So here’s to the interesting, intriguing, and immersive adventure to come. Can’t wait!
Once upon a time, in a metaverse not-so far away, a young (ish), beautiful (?) maiden (hah!) embarked upon a journey to rediscover the magical kingdom of Second Life by transforming into a creature so formidable, so feared, that we dare only speak its name in hushed tones.
She became … a newbie.
You know, some might say I have the tiniest flair for the dramatic. ;)
And so it begins! Welcome to the blog of Miss EverAfterr Resident, my newly-born alt in Second Life. I’m a bit of a wildling in that I’ve only ever experienced Second Life on a “main” account, and mine dates back to the mid-2000s thanks to an invitation a lovely friend who was an early adopter, and later a prolific creator, in-world. I found myself charmed by its potential and possibilities, and I would visit this new Life for several long stretches over the years. But when 2015 rolled around and I found my way back again for the first time in a long while, I logged in and felt – both literally and figuratively – completely lost.
Second Life is an ever-shifting microcosm of people and places: where your favorite club from this week can disappear the next; where your friends list often becomes a monument to those who once existed, versus a testament to those who live. Some things change rapidly, and others at a seemingly glacial pace – but the evolution is always there, both behind the scenes and right up in your face. It’s exciting and confusing and endlessly compelling, but Second Life also has the ability to overwhelm even those who have been within its membership ranks for years.

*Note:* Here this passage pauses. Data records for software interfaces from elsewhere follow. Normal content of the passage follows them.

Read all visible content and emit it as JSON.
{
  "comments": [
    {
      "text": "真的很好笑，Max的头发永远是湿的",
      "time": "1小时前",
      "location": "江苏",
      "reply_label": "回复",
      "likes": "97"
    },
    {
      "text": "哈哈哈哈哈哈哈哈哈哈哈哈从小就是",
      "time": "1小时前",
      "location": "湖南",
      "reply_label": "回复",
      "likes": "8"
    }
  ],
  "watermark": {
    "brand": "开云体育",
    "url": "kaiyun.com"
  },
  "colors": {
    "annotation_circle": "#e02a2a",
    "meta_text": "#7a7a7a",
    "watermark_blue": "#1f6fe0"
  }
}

And so it was that I wandered around and realized that my inventory was wildly out of date, most of my many and varied landmarks no longer worked, and my friends list was populated entirely by ghosts: RL-to-SL friends who’d long stopped logging in, and souls met in-world whose profiles belied neglect, some even making it clear that they’d decided to leave this Life behind permanently.
To any brand new members who may be reading this, please don’t let the transient and transitional nature of Second Life be a dissuasion to you. The reality is that SL is many things to many people (“Your world, your imagination” is the tagline, after all) – it just happens that a place of permanence isn’t always one of those things. But the good news is that the world is always ripe for reinvention, and that’s exactly what I decided to do: to explore, and begin to once again adore, this long-time fascination of mine with a fresh perspective and a fresh start.
So today, EverAfterr Resident was born.
And a blog as well, because why not? My own RSS feed reader is subscribed to over 80 Second Life related blogs (yes, I’m proudly geeklicious), and as a long-time lover of writing and words, I liked the idea of having a touchstone to share my thoughts, experiences and adventures as a “veteran rookie” back in the metaverse. I hope my adventures make for interesting reads for both new and long-time residents alike, and comments are always welcome. Thank you for coming along for the ride!